→ **RECORDS SUPPLIED**

Content starts

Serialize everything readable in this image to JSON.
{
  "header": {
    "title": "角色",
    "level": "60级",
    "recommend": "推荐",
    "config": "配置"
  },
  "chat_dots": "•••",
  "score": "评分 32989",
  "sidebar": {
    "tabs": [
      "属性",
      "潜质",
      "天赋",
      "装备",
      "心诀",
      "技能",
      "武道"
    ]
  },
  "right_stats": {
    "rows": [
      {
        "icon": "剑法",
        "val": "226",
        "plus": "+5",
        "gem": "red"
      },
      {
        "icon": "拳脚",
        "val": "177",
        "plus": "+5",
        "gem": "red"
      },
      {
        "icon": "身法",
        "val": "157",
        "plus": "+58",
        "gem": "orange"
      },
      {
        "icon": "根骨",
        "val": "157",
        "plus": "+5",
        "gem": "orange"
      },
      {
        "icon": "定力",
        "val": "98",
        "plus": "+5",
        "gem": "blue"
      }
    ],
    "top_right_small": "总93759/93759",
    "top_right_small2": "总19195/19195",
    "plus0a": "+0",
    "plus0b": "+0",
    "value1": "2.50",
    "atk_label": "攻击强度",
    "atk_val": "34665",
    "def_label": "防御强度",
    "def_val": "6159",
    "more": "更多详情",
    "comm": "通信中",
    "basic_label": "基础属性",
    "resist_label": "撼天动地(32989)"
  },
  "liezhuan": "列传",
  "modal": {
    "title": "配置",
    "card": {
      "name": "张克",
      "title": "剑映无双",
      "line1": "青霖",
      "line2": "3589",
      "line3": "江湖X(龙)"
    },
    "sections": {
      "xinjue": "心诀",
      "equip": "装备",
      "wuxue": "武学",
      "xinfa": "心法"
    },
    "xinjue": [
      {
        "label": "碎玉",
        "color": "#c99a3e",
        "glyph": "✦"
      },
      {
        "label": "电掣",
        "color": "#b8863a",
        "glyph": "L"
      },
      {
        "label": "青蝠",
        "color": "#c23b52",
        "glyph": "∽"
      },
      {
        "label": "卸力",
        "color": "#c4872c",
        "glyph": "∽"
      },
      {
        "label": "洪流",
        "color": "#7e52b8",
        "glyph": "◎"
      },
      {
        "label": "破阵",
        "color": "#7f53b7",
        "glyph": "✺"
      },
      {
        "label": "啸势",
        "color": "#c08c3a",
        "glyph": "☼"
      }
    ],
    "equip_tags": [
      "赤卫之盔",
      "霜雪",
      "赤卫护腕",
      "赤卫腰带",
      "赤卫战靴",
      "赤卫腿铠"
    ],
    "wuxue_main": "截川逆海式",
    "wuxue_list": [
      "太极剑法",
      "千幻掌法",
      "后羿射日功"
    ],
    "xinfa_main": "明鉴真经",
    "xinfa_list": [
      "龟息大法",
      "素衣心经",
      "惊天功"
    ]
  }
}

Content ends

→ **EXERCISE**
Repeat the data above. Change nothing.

→ **EXERCISE ANSWER**
Serialize everything readable in this image to JSON.
{
  "header": {
    "title": "角色",
    "level": "60级",
    "recommend": "推荐",
    "config": "配置"
  },
  "chat_dots": "•••",
  "score": "评分 32989",
  "sidebar": {
    "tabs": [
      "属性",
      "潜质",
      "天赋",
      "装备",
      "心诀",
      "技能",
      "武道"
    ]
  },
  "right_stats": {
    "rows": [
      {
        "icon": "剑法",
        "val": "226",
        "plus": "+5",
        "gem": "red"
      },
      {
        "icon": "拳脚",
        "val": "177",
        "plus": "+5",
        "gem": "red"
      },
      {
        "icon": "身法",
        "val": "157",
        "plus": "+58",
        "gem": "orange"
      },
      {
        "icon": "根骨",
        "val": "157",
        "plus": "+5",
        "gem": "orange"
      },
      {
        "icon": "定力",
        "val": "98",
        "plus": "+5",
        "gem": "blue"
      }
    ],
    "top_right_small": "总93759/93759",
    "top_right_small2": "总19195/19195",
    "plus0a": "+0",
    "plus0b": "+0",
    "value1": "2.50",
    "atk_label": "攻击强度",
    "atk_val": "34665",
    "def_label": "防御强度",
    "def_val": "6159",
    "more": "更多详情",
    "comm": "通信中",
    "basic_label": "基础属性",
    "resist_label": "撼天动地(32989)"
  },
  "liezhuan": "列传",
  "modal": {
    "title": "配置",
    "card": {
      "name": "张克",
      "title": "剑映无双",
      "line1": "青霖",
      "line2": "3589",
      "line3": "江湖X(龙)"
    },
    "sections": {
      "xinjue": "心诀",
      "equip": "装备",
      "wuxue": "武学",
      "xinfa": "心法"
    },
    "xinjue": [
      {
        "label": "碎玉",
        "color": "#c99a3e",
        "glyph": "✦"
      },
      {
        "label": "电掣",
        "color": "#b8863a",
        "glyph": "L"
      },
      {
        "label": "青蝠",
        "color": "#c23b52",
        "glyph": "∽"
      },
      {
        "label": "卸力",
        "color": "#c4872c",
        "glyph": "∽"
      },
      {
        "label": "洪流",
        "color": "#7e52b8",
        "glyph": "◎"
      },
      {
        "label": "破阵",
        "color": "#7f53b7",
        "glyph": "✺"
      },
      {
        "label": "啸势",
        "color": "#c08c3a",
        "glyph": "☼"
      }
    ],
    "equip_tags": [
      "赤卫之盔",
      "霜雪",
      "赤卫护腕",
      "赤卫腰带",
      "赤卫战靴",
      "赤卫腿铠"
    ],
    "wuxue_main": "截川逆海式",
    "wuxue_list": [
      "太极剑法",
      "千幻掌法",
      "后羿射日功"
    ],
    "xinfa_main": "明鉴真经",
    "xinfa_list": [
      "龟息大法",
      "素衣心经",
      "惊天功"
    ]
  }
}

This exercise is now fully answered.